═════ Information

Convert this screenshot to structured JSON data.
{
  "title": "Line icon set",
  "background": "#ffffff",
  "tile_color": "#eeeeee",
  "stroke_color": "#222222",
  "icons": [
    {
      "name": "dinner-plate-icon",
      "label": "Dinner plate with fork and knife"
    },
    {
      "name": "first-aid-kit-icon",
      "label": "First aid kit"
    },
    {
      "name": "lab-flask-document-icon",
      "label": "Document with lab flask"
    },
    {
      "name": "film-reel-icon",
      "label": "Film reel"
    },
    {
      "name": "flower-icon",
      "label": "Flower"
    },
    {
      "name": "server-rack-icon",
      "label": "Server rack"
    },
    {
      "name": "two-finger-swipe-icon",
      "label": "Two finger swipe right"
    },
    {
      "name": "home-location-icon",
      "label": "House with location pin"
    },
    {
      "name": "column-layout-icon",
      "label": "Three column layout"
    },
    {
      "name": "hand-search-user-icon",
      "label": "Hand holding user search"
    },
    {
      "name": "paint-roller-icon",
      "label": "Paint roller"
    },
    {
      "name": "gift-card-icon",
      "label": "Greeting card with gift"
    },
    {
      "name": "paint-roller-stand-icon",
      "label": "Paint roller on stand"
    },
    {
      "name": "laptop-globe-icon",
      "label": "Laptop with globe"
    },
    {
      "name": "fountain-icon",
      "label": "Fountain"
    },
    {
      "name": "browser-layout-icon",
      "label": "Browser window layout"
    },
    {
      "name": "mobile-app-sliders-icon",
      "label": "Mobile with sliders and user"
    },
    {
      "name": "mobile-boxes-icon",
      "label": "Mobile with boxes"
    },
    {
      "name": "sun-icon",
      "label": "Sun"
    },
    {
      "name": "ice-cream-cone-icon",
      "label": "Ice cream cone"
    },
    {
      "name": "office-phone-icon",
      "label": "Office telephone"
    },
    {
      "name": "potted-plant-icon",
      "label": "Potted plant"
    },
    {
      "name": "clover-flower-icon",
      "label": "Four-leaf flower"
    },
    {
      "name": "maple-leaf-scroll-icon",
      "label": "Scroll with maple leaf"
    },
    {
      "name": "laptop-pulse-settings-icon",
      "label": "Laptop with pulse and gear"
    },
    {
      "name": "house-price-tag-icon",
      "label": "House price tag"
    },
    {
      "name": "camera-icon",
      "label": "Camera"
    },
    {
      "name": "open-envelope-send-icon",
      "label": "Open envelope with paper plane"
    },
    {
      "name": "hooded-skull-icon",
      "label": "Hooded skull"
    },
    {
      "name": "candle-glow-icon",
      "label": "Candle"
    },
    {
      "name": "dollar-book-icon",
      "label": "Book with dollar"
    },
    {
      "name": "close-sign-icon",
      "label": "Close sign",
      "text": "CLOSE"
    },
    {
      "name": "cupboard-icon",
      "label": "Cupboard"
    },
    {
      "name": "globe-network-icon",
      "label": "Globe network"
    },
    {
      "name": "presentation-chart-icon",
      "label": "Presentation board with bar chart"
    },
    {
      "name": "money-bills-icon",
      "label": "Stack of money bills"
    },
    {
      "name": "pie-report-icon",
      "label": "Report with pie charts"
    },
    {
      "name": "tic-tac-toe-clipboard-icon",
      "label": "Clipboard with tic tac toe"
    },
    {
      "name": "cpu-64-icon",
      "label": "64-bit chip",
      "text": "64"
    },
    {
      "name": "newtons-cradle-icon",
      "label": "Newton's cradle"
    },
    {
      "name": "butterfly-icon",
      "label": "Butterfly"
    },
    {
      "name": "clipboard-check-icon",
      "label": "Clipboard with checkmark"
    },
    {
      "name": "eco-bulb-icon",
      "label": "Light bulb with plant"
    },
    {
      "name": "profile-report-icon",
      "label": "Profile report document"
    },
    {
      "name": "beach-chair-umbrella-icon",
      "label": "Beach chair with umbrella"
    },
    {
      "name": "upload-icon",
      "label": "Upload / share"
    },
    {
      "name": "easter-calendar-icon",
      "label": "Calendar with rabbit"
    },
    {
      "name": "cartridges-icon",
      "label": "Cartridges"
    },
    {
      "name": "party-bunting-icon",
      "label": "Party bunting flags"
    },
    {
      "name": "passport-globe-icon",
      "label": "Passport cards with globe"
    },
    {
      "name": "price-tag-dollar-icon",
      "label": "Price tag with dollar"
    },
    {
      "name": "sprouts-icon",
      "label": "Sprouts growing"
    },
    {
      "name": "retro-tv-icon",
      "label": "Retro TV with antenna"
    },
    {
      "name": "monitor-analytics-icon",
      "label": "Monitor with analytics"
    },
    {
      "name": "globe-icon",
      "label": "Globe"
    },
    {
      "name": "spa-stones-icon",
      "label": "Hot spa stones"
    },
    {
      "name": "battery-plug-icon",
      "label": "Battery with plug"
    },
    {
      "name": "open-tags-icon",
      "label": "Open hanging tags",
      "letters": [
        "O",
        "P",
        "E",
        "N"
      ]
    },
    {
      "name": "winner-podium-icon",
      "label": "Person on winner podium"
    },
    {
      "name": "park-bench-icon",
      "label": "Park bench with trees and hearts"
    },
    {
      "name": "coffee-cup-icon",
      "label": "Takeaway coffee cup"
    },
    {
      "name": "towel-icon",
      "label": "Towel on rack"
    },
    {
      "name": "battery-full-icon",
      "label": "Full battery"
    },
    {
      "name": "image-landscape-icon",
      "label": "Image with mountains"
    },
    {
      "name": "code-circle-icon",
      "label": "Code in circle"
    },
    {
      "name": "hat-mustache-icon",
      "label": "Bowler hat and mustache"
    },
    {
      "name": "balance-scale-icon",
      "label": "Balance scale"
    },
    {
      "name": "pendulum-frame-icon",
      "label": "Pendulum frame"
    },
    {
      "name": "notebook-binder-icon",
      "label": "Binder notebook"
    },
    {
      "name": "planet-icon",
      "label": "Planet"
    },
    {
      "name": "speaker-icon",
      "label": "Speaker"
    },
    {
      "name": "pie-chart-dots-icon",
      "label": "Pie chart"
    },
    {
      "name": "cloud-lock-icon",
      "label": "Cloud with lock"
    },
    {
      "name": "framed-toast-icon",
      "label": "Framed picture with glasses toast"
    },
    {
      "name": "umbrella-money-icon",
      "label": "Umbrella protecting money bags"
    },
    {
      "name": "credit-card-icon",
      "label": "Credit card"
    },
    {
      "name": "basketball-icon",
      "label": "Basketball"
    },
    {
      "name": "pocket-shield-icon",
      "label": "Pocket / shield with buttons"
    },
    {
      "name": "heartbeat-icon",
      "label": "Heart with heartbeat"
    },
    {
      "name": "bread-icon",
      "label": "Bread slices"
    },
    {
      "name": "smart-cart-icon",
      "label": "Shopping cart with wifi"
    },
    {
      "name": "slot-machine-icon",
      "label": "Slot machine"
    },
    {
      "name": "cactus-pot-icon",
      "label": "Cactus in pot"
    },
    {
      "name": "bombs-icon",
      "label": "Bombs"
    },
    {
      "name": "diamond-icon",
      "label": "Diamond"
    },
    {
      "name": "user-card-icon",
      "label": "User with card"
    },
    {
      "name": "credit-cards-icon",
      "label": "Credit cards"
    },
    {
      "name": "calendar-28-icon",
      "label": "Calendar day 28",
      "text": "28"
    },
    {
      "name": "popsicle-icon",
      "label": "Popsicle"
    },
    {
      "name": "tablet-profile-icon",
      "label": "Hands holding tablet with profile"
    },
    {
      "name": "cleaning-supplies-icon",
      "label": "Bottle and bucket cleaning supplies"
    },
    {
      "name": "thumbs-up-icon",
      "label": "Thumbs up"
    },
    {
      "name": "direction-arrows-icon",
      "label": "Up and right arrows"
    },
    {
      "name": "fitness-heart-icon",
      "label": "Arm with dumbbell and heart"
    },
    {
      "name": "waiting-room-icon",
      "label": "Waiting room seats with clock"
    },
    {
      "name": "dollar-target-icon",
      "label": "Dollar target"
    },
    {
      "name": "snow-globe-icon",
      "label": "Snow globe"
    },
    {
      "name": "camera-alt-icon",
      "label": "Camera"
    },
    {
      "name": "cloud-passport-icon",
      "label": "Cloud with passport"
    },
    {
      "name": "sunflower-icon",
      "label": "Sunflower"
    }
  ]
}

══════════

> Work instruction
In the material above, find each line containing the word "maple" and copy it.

> Solution to this task
      "name": "maple-leaf-scroll-icon",
      "label": "Scroll with maple leaf"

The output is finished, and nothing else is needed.